**DATA SHOWN:**
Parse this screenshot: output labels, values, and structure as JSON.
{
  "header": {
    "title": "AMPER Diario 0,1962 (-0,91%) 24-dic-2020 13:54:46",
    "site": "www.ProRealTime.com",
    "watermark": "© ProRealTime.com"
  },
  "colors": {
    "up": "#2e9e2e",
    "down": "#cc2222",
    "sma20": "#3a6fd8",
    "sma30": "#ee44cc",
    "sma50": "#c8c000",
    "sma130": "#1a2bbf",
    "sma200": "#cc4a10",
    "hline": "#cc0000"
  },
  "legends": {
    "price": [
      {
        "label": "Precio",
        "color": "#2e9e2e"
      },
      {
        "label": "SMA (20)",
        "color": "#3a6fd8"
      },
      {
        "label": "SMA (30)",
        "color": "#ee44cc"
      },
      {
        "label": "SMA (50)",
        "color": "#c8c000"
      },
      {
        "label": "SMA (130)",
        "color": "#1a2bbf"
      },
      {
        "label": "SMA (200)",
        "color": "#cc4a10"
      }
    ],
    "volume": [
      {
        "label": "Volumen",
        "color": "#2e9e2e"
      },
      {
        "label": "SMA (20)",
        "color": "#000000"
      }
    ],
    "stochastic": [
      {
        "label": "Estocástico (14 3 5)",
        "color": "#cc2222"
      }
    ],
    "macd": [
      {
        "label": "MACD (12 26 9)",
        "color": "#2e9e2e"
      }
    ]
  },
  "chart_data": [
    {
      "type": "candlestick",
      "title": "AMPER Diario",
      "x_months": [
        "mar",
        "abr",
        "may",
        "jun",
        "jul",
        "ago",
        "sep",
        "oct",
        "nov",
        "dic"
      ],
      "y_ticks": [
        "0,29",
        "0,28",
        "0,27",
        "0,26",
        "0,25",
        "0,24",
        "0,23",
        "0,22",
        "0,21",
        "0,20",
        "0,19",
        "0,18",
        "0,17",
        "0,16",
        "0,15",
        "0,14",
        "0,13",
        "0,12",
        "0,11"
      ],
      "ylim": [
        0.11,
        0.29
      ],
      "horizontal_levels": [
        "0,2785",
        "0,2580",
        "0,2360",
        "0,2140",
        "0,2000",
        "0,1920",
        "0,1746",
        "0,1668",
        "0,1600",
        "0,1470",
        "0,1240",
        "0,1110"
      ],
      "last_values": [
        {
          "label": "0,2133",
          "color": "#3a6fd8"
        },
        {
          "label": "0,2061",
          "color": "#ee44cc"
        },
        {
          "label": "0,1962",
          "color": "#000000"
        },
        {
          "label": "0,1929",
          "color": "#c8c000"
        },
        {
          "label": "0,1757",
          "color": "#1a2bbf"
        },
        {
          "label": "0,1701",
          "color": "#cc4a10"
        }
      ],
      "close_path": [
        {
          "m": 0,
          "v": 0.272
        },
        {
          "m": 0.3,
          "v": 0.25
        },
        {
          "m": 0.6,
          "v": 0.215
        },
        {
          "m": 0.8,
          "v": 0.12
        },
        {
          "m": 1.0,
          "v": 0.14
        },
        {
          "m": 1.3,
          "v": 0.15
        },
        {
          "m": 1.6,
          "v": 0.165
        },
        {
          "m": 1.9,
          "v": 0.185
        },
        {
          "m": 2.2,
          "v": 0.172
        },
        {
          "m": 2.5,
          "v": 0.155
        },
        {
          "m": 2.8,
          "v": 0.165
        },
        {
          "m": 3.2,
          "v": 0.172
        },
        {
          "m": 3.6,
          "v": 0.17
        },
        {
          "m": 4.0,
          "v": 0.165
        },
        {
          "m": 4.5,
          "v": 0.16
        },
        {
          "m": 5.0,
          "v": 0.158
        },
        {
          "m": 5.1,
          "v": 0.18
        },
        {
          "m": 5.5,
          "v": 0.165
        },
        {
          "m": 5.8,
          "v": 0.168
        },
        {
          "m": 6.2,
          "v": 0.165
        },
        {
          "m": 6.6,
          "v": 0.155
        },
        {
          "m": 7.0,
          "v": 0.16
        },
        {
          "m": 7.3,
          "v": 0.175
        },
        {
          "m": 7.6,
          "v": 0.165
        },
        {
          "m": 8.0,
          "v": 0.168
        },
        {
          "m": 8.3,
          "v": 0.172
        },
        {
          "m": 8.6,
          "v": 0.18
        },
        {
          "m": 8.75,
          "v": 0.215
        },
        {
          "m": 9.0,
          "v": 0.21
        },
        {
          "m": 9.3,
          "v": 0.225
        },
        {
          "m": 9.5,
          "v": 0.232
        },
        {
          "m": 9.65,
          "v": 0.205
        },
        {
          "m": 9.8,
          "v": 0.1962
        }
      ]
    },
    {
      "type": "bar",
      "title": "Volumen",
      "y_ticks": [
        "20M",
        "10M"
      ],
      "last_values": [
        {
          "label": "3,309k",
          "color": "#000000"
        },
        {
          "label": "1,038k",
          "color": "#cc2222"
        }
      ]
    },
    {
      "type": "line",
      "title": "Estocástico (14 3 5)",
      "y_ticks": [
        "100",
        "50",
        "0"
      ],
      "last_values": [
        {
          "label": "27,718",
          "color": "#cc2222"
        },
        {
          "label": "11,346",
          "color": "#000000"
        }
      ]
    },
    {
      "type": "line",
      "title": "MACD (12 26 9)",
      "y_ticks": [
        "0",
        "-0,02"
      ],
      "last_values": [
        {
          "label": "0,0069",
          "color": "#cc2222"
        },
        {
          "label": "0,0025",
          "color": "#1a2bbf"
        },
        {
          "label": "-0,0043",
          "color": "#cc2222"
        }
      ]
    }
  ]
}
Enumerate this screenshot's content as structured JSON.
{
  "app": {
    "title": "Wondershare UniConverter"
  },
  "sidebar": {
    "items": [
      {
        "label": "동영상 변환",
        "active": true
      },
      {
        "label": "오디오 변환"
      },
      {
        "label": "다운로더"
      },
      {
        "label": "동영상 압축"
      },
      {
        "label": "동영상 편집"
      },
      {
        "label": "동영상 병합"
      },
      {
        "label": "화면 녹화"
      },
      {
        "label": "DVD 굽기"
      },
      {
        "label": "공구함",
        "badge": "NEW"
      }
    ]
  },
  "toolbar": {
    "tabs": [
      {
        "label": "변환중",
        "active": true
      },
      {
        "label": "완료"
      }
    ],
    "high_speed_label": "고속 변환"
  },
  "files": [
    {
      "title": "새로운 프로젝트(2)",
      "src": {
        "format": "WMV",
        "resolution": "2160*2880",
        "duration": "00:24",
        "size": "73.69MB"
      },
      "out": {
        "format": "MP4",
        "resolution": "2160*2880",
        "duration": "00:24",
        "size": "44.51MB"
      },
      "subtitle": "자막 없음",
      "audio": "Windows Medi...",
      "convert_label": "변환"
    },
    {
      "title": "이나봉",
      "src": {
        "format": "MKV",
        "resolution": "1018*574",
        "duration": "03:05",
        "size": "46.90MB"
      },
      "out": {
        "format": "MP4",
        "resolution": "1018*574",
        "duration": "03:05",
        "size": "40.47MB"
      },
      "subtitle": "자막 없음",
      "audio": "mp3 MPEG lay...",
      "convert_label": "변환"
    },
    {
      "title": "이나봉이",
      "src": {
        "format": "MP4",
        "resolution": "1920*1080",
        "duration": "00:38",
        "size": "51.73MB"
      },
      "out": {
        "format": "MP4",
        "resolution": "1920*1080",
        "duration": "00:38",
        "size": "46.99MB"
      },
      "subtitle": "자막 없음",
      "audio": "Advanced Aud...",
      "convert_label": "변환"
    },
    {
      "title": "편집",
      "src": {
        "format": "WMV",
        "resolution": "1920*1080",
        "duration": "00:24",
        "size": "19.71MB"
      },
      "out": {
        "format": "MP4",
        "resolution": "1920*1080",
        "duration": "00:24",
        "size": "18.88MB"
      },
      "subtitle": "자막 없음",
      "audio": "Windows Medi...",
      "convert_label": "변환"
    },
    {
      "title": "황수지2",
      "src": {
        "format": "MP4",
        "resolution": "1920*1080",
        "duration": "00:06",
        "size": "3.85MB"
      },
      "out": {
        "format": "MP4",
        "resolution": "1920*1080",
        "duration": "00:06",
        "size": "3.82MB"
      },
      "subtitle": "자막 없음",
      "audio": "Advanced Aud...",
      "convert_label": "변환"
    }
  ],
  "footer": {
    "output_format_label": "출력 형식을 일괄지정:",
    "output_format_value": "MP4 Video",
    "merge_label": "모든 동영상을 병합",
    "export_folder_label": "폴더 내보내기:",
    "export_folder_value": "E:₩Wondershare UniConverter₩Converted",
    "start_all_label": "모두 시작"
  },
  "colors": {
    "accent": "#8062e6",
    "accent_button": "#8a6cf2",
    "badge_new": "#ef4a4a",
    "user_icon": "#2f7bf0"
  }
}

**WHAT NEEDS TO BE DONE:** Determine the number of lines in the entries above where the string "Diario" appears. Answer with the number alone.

**TASK OUTPUT:** 2